EP1973286A3 *Mar 20, 2008Jul 17, 2013Pine Valley Investments, Inc.Method and system for simulcast transmission
WO2002071729A2 *Feb 20, 2002Sep 12, 2002William O Camp JrSystem and method to reduce phase modulation bandwidth
WO2009129846A1 *Apr 22, 2008Oct 29, 2009Hewlett-Packard Development Company, L.P.Amplitude and phase modulation scheme with phase transition control, and adapted receiver
WO2012156988A2 *May 4, 2012Nov 22, 2012Indian Institute Of Technology, BombayLow power analog fm transceiver for bio-telemetry applications
Classifications
U.S. Classification375/295, 375/296, 375/350, 327/557, 708/300
International ClassificationH04L27/20
Cooperative ClassificationH04L27/2067
European ClassificationH04L27/20D2B2
Legal Events
DateCodeEventDescription
Feb 3, 1995ASAssignment
Owner name: MOTOROLA, INC. A CORP. OF DELAWARE, ILLINOIS
Free format text: ASSIGNMENT OF ASSIGNORS INTEREST;ASSIGNORS:HIBEN, BRADLEY M.;GEHRKE, JAMES K.;MANSFIELD, TERRY K.;REEL/FRAME:007345/0993
Effective date: 19950203
Jan 3, 2000FPAYFee payment
Year of fee payment: 4
Dec 23, 2003FPAYFee payment
Year of fee payment: 8
Jan 4, 2008FPAYFee payment
Year of fee payment: 12
Apr 6, 2011ASAssignment
Effective date: 20110104

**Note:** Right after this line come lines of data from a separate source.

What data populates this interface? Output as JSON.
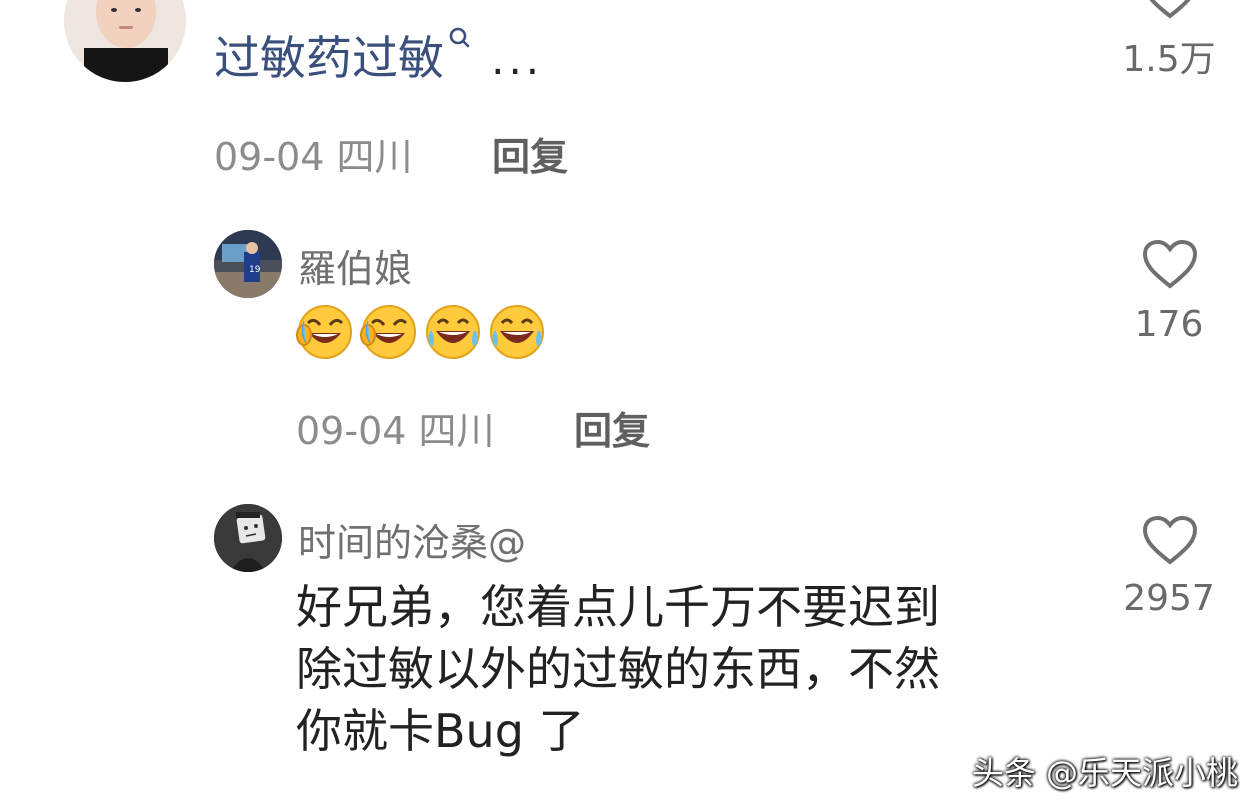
{
  "comment_top": {
    "text": "过敏药过敏",
    "ellipsis": "...",
    "date": "09-04 四川",
    "reply_label": "回复",
    "likes": "1.5万"
  },
  "reply_1": {
    "username": "羅伯娘",
    "emojis": [
      "laugh-cry-emoji",
      "laugh-cry-emoji",
      "tears-of-joy-emoji",
      "tears-of-joy-emoji"
    ],
    "date": "09-04 四川",
    "reply_label": "回复",
    "likes": "176"
  },
  "reply_2": {
    "username": "时间的沧桑@",
    "line1": "好兄弟，您着点儿千万不要迟到",
    "line2": "除过敏以外的过敏的东西，不然",
    "line3": "你就卡Bug 了",
    "likes": "2957"
  },
  "watermark": "头条 @乐天派小桃",
  "colors": {
    "link": "#3b4f7d",
    "meta": "#8c8c8c",
    "heart_stroke": "#707070"
  }
}
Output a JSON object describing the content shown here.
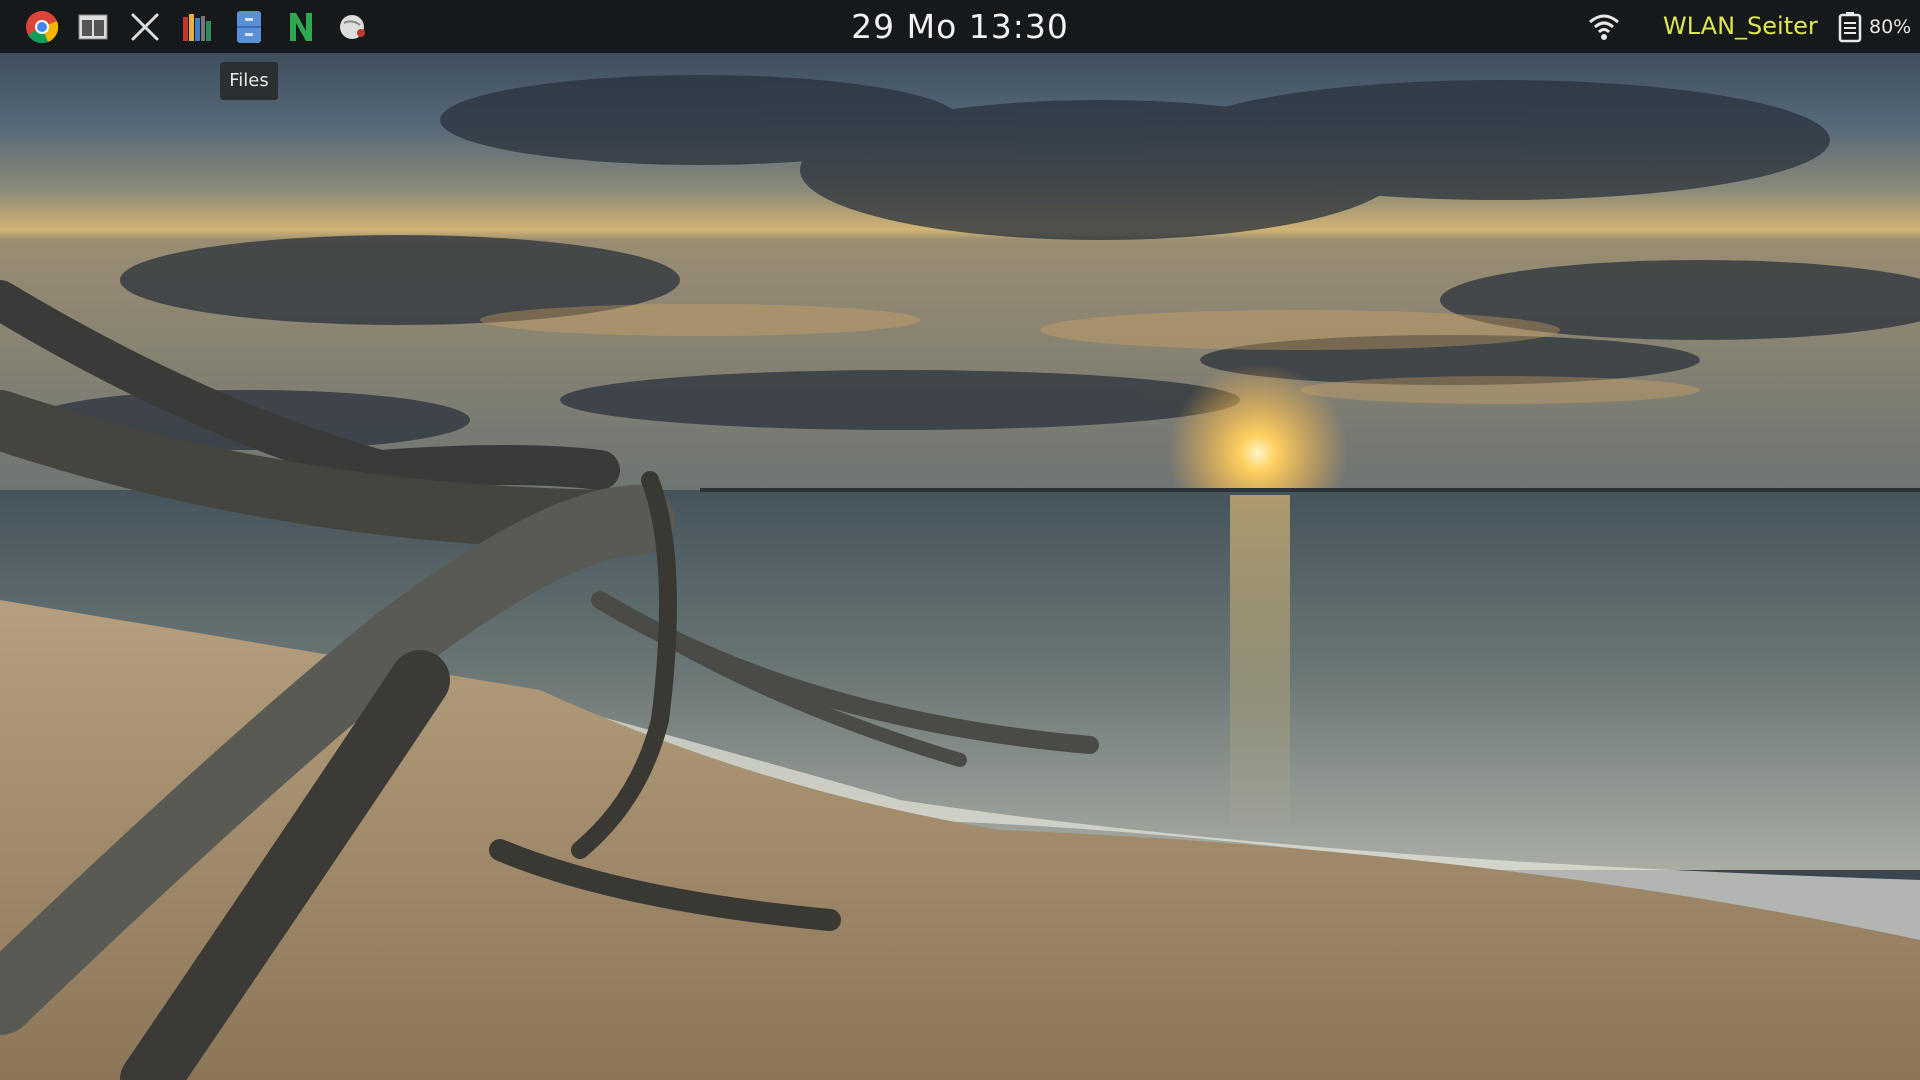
{
  "panel": {
    "launchers": [
      {
        "name": "chrome-icon"
      },
      {
        "name": "file-manager-window-icon"
      },
      {
        "name": "tools-icon"
      },
      {
        "name": "library-books-icon"
      },
      {
        "name": "files-cabinet-icon"
      },
      {
        "name": "n-app-icon"
      },
      {
        "name": "globe-app-icon"
      }
    ],
    "clock": "29 Mo 13:30",
    "network": {
      "name": "WLAN_Seiter",
      "icon": "wifi-icon",
      "color": "#dfe64c"
    },
    "battery": {
      "percent": "80%",
      "icon": "battery-icon"
    }
  },
  "tooltip": {
    "text": "Files"
  },
  "wallpaper": {
    "description_icon": "beach-sunset-driftwood"
  }
}
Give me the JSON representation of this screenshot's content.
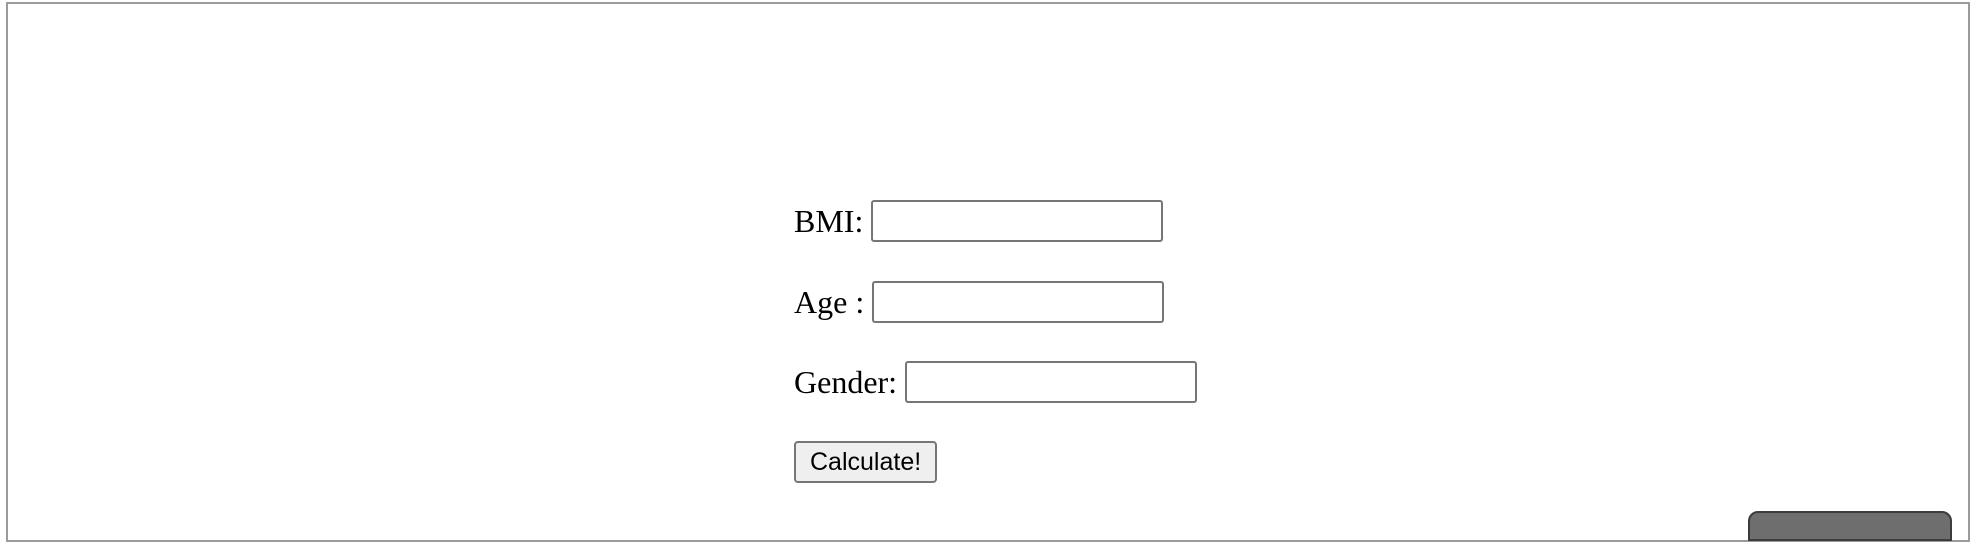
{
  "form": {
    "bmi_label": "BMI:",
    "age_label": "Age :",
    "gender_label": "Gender:",
    "bmi_value": "",
    "age_value": "",
    "gender_value": "",
    "calculate_label": "Calculate!"
  }
}
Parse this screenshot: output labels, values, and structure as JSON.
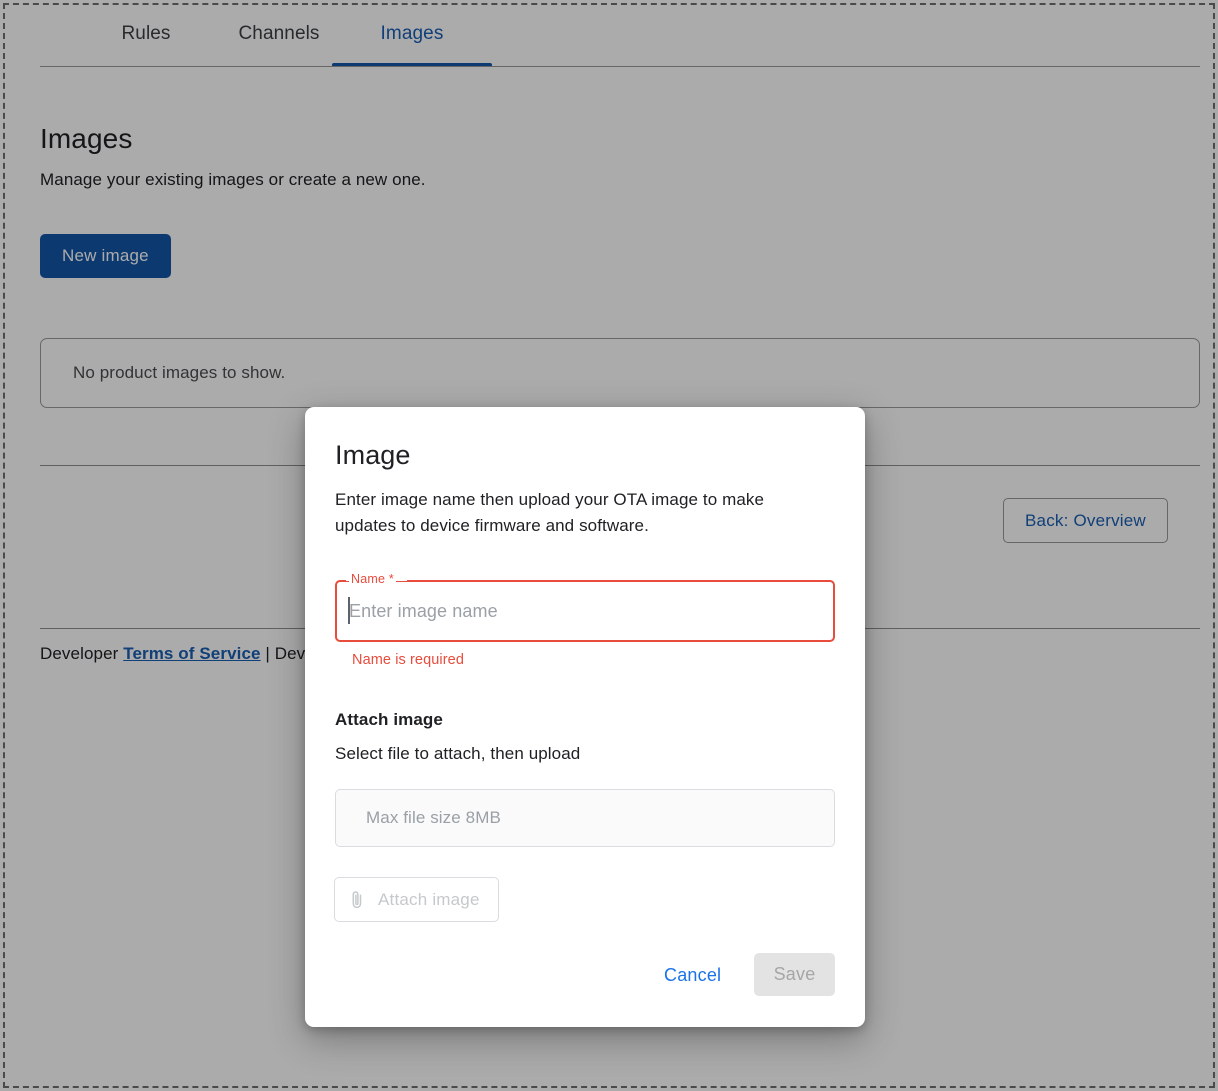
{
  "tabs": [
    {
      "label": "Rules",
      "active": false
    },
    {
      "label": "Channels",
      "active": false
    },
    {
      "label": "Images",
      "active": true
    }
  ],
  "page": {
    "title": "Images",
    "subtitle": "Manage your existing images or create a new one.",
    "new_image_label": "New image",
    "empty_state_text": "No product images to show.",
    "back_button_label": "Back: Overview"
  },
  "footer": {
    "prefix": "Developer ",
    "terms_link": "Terms of Service",
    "separator": " | ",
    "suffix": "Dev"
  },
  "dialog": {
    "title": "Image",
    "description": "Enter image name then upload your OTA image to make updates to device firmware and software.",
    "name_field": {
      "label": "Name *",
      "value": "",
      "placeholder": "Enter image name",
      "error": "Name is required"
    },
    "attach": {
      "heading": "Attach image",
      "subheading": "Select file to attach, then upload",
      "dropzone_text": "Max file size 8MB",
      "button_label": "Attach image",
      "button_icon": "paperclip-icon"
    },
    "actions": {
      "cancel_label": "Cancel",
      "save_label": "Save"
    }
  },
  "colors": {
    "accent_blue": "#1256a8",
    "link_blue": "#1a73e8",
    "error_red": "#e74c3c",
    "tab_active": "#1a5fb4",
    "disabled_gray": "#a6a6a6"
  }
}
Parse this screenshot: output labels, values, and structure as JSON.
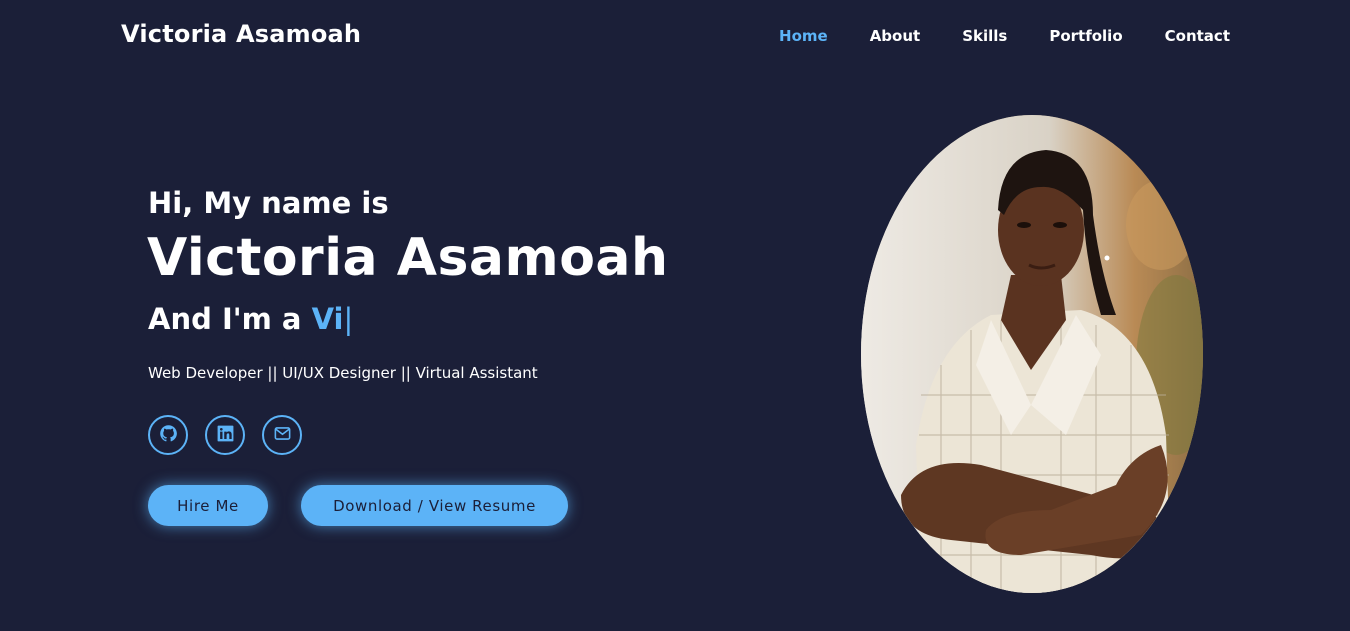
{
  "brand": "Victoria Asamoah",
  "nav": {
    "items": [
      "Home",
      "About",
      "Skills",
      "Portfolio",
      "Contact"
    ],
    "active": "Home"
  },
  "hero": {
    "greeting": "Hi, My name is",
    "name": "Victoria Asamoah",
    "role_prefix": "And I'm a",
    "role_typed": "Vi",
    "cursor": "|",
    "tagline": "Web Developer || UI/UX Designer || Virtual Assistant"
  },
  "socials": [
    {
      "icon": "github-icon"
    },
    {
      "icon": "linkedin-icon"
    },
    {
      "icon": "mail-icon"
    }
  ],
  "buttons": {
    "hire": "Hire Me",
    "resume": "Download / View Resume"
  },
  "colors": {
    "background": "#1b1f38",
    "accent": "#5cb3f7",
    "text": "#ffffff"
  }
}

Owner name: MOTOROLA SOLUTIONS, INC., ILLINOIS
Free format text: CHANGE OF NAME;ASSIGNOR:MOTOROLA, INC;REEL/FRAME:026081/0001